A major change of scenery has brought a dramatic shift of subject matter for painter Michael Klein, as is evident in his 20-painting solo show that opens with a reception on Saturday, December 8, from 6:30 to 8:30 p.m. at Maxwell Alexander Gallery in downtown Los Angeles. The artist, who often travels the world presenting painting workshops, will be in attendance.
In recent years, Klein, 38, and his wife moved first from Buenos Aires, where they’d lived for several years, to New York, and they have now relocated to Raleigh, NC. That’s where the artist first came to learn of and witness firsthand the wild mustangs that roam the shores of the northern Outer Banks islands. Now protected through nonprofit foundations, the steeds are descendants of horses believed to have been left there by shipwrecked Spanish or English explorers in the late 16th century.

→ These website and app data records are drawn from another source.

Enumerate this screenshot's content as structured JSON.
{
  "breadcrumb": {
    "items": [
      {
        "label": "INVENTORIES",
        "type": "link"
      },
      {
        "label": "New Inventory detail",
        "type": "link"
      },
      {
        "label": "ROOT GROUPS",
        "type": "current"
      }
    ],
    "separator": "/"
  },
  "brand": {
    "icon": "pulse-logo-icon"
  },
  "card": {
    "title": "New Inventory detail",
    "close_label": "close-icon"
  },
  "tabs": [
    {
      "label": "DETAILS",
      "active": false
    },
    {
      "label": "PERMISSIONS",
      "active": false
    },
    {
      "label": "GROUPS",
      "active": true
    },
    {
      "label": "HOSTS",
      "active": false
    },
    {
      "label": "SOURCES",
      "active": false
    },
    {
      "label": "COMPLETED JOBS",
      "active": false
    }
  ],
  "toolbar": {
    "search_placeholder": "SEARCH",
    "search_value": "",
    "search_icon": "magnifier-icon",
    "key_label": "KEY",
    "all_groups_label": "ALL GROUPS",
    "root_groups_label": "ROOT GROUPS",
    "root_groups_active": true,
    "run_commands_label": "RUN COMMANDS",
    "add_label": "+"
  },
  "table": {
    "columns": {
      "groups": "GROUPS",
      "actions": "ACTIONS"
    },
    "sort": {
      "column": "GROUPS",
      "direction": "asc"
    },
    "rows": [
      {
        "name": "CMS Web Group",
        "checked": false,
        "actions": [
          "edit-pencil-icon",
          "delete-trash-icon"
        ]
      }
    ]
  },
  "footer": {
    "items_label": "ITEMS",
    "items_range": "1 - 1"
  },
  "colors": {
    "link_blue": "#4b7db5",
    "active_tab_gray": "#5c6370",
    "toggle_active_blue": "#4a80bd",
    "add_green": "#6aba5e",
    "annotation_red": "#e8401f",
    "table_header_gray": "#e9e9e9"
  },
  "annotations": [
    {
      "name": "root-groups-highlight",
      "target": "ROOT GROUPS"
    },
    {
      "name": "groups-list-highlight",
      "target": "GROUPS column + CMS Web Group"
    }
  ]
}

All of which struck Klein as ideal inspiration for his classical approach to realist art. The artist trained, since the age of 19, in ateliers and workshops including those of New Hampshire master portraitist Richard Whitney, the Art Students League of New York, and Jacob Collins at his widely respected Water Street Atelier (now called the Grand Central Atelier). Klein has also been influenced by his intensive studies of art history, including 19th-century naturalist painters such as John Singer Sargent, Jules Bastien-Lepage, and Émile Friant. “In these works, I’m exploring a little bit of American history, and I’m using all my training to portray a single horse, or five or six horses, walking down the beach, in moonlight or in the morning, on a cloudy day or at sunset,” he says. “I love the variety.”
Klein expects to be showing about a dozen of these equine images, most of which are painted in oils on panel. There is also a generous selection of other subjects for which he is already well known: four or five of his widely admired floral still-life paintings—which in recent years gained Klein a large Instagram following—along with four figurative works that include a portrait of “a gentleman from the Apache reservation,” another of his wife, and a self-portrait.
“Twenty paintings is a pretty significant number for a solo show,” observes gallery director Beau Alexander. He considers Klein—who had a small show of his floral works at Maxwell Alexander’s former Culver City location in late 2015—more than worthy of such a major display. “Michael possesses a vast knowledge of art history, and while never forgetting the masters that have come before him, he is definitely making his own mark,” Alexander says. That impact, he thinks, will be all the greater as a result of the artist’s new subject matter: “I find it interesting to see his technical ability being translated to something new, while his brush strokes and technique haven’t changed. When an artist is unexpectedly inspired like this, you can see the interest and the passion in the finished works.”